As it turns out, the Soybean Watch ’21 field, which is no-till, lies next to the field of a neighboring farmer who uses conventional tillage. By chance, both fields include the same soybean variety from the same seed company. This particular weather station can accept data from two soil moisture sensors. The grower for Soybean Watch ’21 and his neighbor installed the new weather station, placing one soil moisture meter about 10 feet into the Soybean Watch ’21 field, and the other about 10 feet into the conventional field. The soil moisture meters, placed 6 inches deep, are connected to the weather station by small cables.
Because the conventional field was planted just one day earlier than the no-till field, soybeans are at nearly the same stage of growth in both fields. In each case, the soil moisture meter was installed so the tip at 6 inches below the surface is very near or in a row.
The app reports what is called the volumetric water content, or VWC. “It’s a measure of how much water is in the pore spaces between soil particles,” Thurow explains. “If a soil is saturated, it will be 40% or higher. When soils get very dry, it will be well under 20%.”
On June 30, just after a shower of less than a tenth of an inch, the VWC for the no-till soil was at almost 29% vs. about 25% for the soil in the conventionally tilled field.
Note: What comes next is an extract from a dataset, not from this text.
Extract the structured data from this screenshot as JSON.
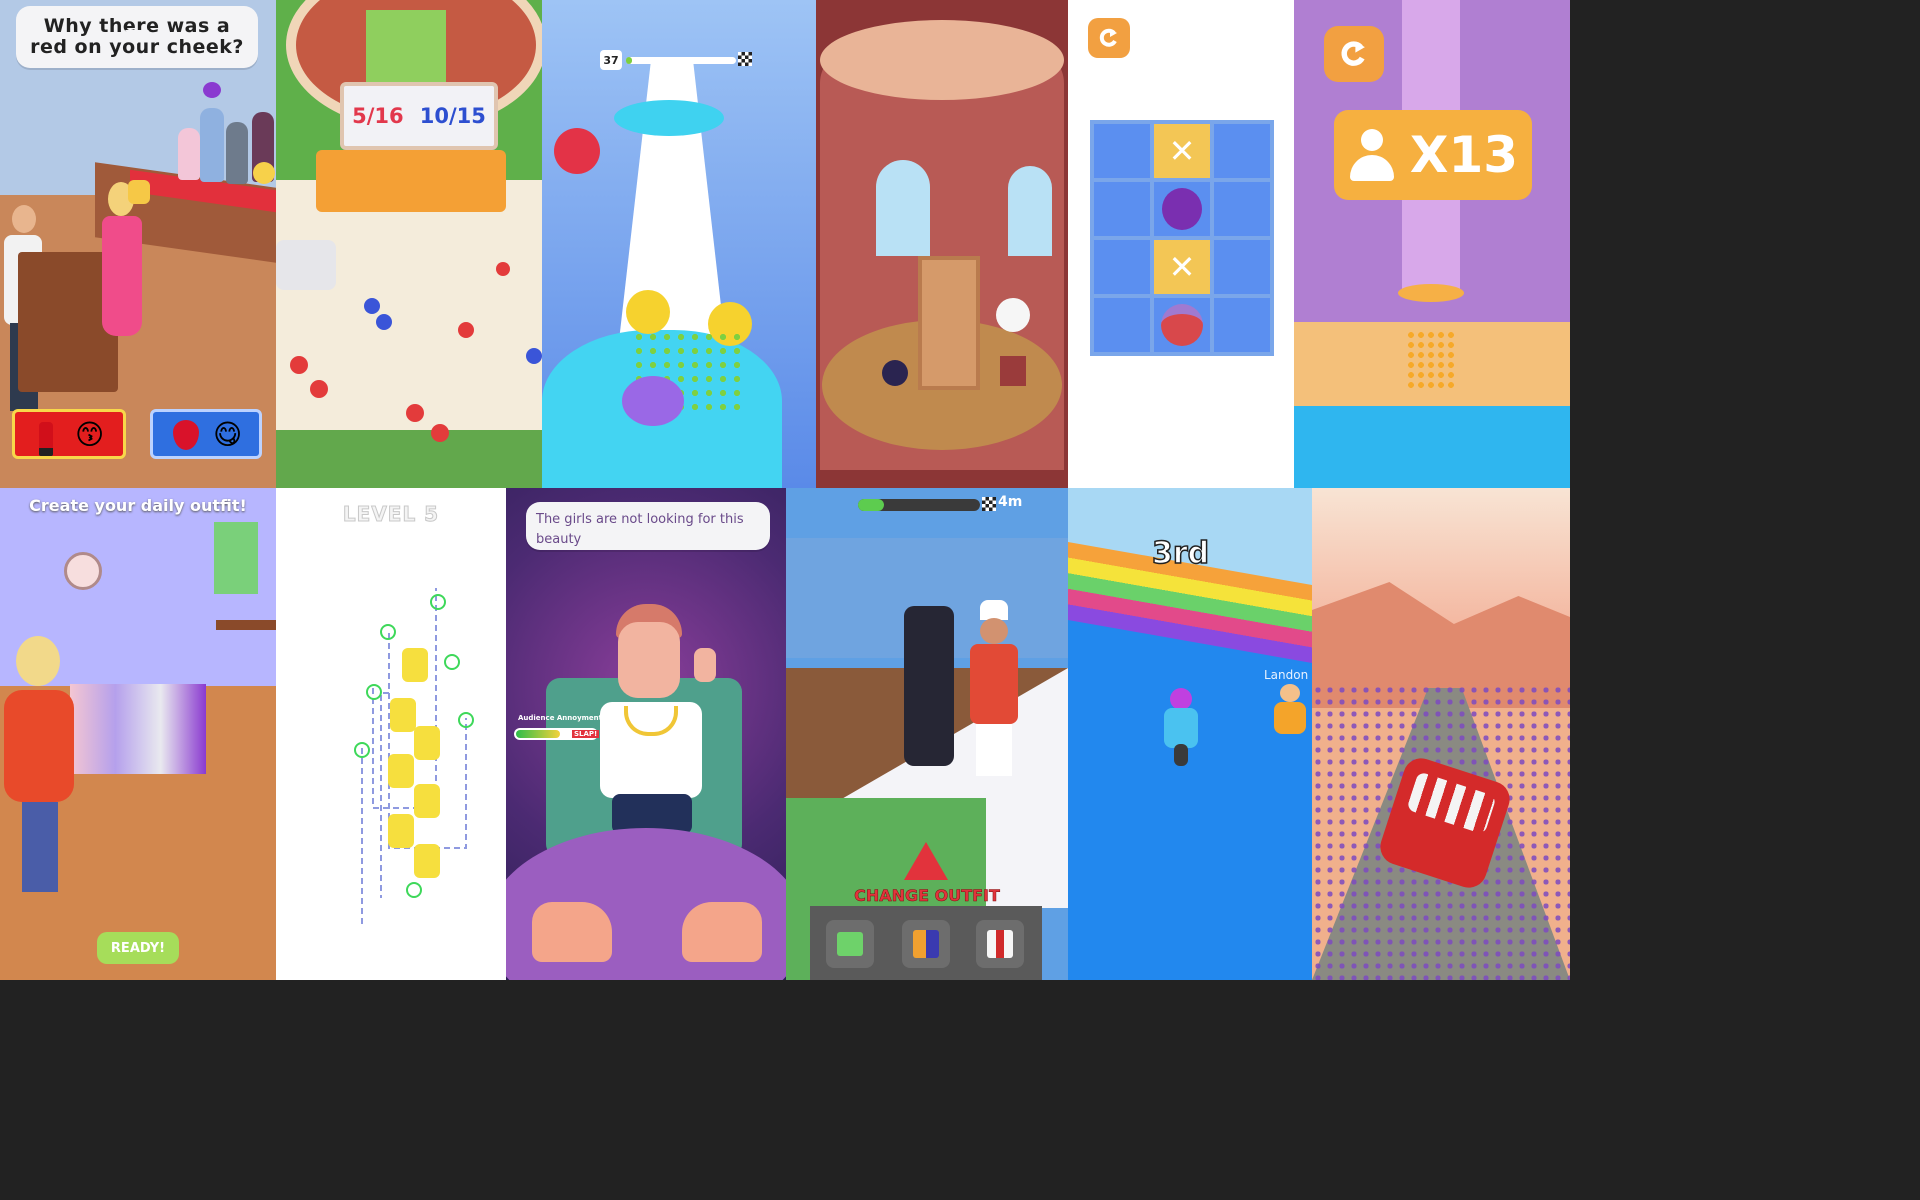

The typical pattern is for soil moisture content to spike upward after a substantial rain, then drop back and level off at a percentage higher than it was before the rain.
“Depending on how weather conditions go the rest of the season, it should be interesting to follow soil moisture levels in both fields,” Gauck says. “The information may give us clues as to how yields turn out this season.”